Costs of War


The events of 9/11 have been used to dramatically expand the government’s surveillance authorities and weaken Constitutional protections.

Prior to 9/11, the Foreign Intelligence Surveillance Act (FISA) allowed the government to secretly wiretap Americans and obtain access to their electronic communications based on a judge’s individualized determination that probable cause exists to suspect a person of knowingly aiding a foreign power or terrorist. In 2005, it was revealed that the Bush administration had been conducting warrantless electronic surveillance of Americans’ communications for four years. In 2008, Congress authorized the FISA court to approve electronic surveillance programs without individual court orders or showing of individual wrongdoing.

The United States government has also used post-9/11 terrorist fears to expand its monitoring of U.S. citizens for other purposes. For example, the FBI’s “Joint Terrorism Task Forces” and the Department of Defense’s staff have monitored peace groups such as the Quakers. Homeland Security funding was also used to monitor citizens dissenting from U.S. financial policies through Occupy Wall Street as well as citizens protesting the American Legislative Exchange Council.
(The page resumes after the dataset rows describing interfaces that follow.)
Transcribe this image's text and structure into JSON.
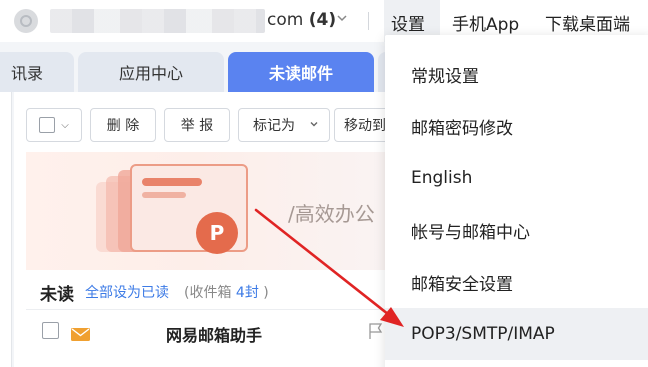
{
  "header": {
    "email_suffix": "com",
    "email_count": "(4)",
    "settings_label": "设置",
    "app_label": "手机App",
    "desktop_label": "下载桌面端"
  },
  "tabs": [
    {
      "label": "讯录"
    },
    {
      "label": "应用中心"
    },
    {
      "label": "未读邮件"
    }
  ],
  "toolbar": {
    "delete_label": "删 除",
    "report_label": "举 报",
    "mark_label": "标记为",
    "move_label": "移动到"
  },
  "banner": {
    "text": "/高效办公"
  },
  "unread": {
    "title": "未读",
    "mark_all_label": "全部设为已读",
    "inbox_prefix": "(收件箱 ",
    "inbox_count": "4封",
    "inbox_suffix": " )"
  },
  "mail_rows": [
    {
      "sender": "网易邮箱助手"
    }
  ],
  "settings_menu": {
    "items": [
      {
        "label": "常规设置"
      },
      {
        "label": "邮箱密码修改"
      },
      {
        "label": "English"
      },
      {
        "label": "帐号与邮箱中心"
      },
      {
        "label": "邮箱安全设置"
      },
      {
        "label": "POP3/SMTP/IMAP"
      }
    ],
    "highlighted": "POP3/SMTP/IMAP"
  },
  "colors": {
    "accent_tab": "#5a83f0",
    "link": "#3d7be6",
    "annotation_arrow": "#e02424",
    "envelope": "#f0a030"
  },
  "icons": [
    "avatar-icon",
    "chevron-down-icon",
    "checkbox-icon",
    "envelope-icon",
    "flag-icon",
    "ppt-icon",
    "annotation-arrow"
  ]
}
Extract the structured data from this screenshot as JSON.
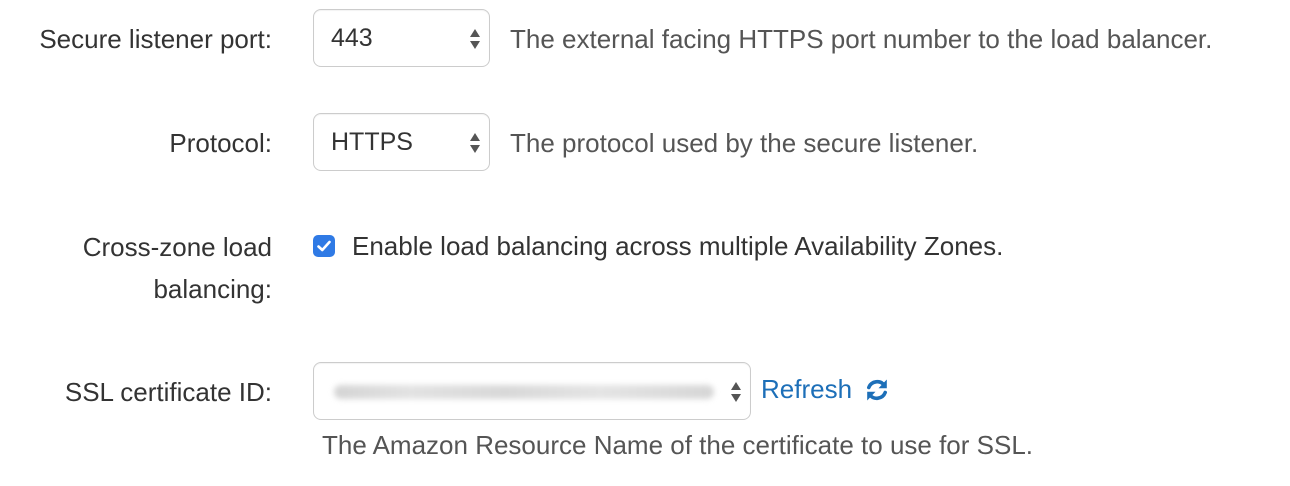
{
  "secure_listener_port": {
    "label": "Secure listener port:",
    "value": "443",
    "help": "The external facing HTTPS port number to the load balancer."
  },
  "protocol": {
    "label": "Protocol:",
    "value": "HTTPS",
    "help": "The protocol used by the secure listener."
  },
  "cross_zone": {
    "label_line1": "Cross-zone load",
    "label_line2": "balancing:",
    "checked": true,
    "checkbox_label": "Enable load balancing across multiple Availability Zones."
  },
  "ssl_certificate": {
    "label": "SSL certificate ID:",
    "value_redacted": true,
    "refresh_label": "Refresh",
    "refresh_icon": "refresh-icon",
    "help": "The Amazon Resource Name of the certificate to use for SSL."
  },
  "colors": {
    "link": "#1d6fb8",
    "checkbox": "#2f7ae5",
    "text": "#333333",
    "help_text": "#555555"
  }
}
In June 2013, the Guardian reported that the National Security Agency (NSA) was collecting the telephone records of tens of millions of Americans based on a secret court order. U.S. Courts have continued to thwart lawsuits arguing that the program violates free speech and association and Fourth Amendment privacy rights.

In 2015, the USA Freedom Act amended many of the provisions of the FISA, limiting the government’s data collection and declassifying some FISA Court opinions. However, the act also extended certain controversial provisions of the Patriot Act, including the roving wiretap provisions, which allow continued surveillance of a target even if that target changes communications devices, and the lone wolf surveillance authority, which allows the surveillance of non-U.S. citizens acting without direction from a foreign party. The Patriot Act expired on March 15, 2020, and it has not been reauthorized as of early 2021, although it passed a vote in the House in March 2020.

The FISA Amendments Reauthorization Act of 2017 extended FISA Section 702 until December 31, 2023, adding only a few new restrictions and allowing the NSA to continue to surveil foreigners and gain incidental information on Americans without a warrant.

Key Findings

  • The U.S. used post-9/11 terrorist fears to expand its monitoring of U.S. citizens who have nothing to do with terrorism.

  • The U.S. has more people subject to electronic surveillance through FISA programs and through bulk collection of communications without probable cause than it does through “criminal wiretaps” predicated on a person’s probable involvement in criminal activity.

  • In 2013, journalists revealed the NSA’s collection of tens of millions of Americans’ telephone records, as well as its direct tapping of major Internet company servers.


  • In line with ACLU recommendations, pass legislation that would repeal “surveillance state” sections of the amended FISA and the Patriot Act.

(Page updated as of June 2021)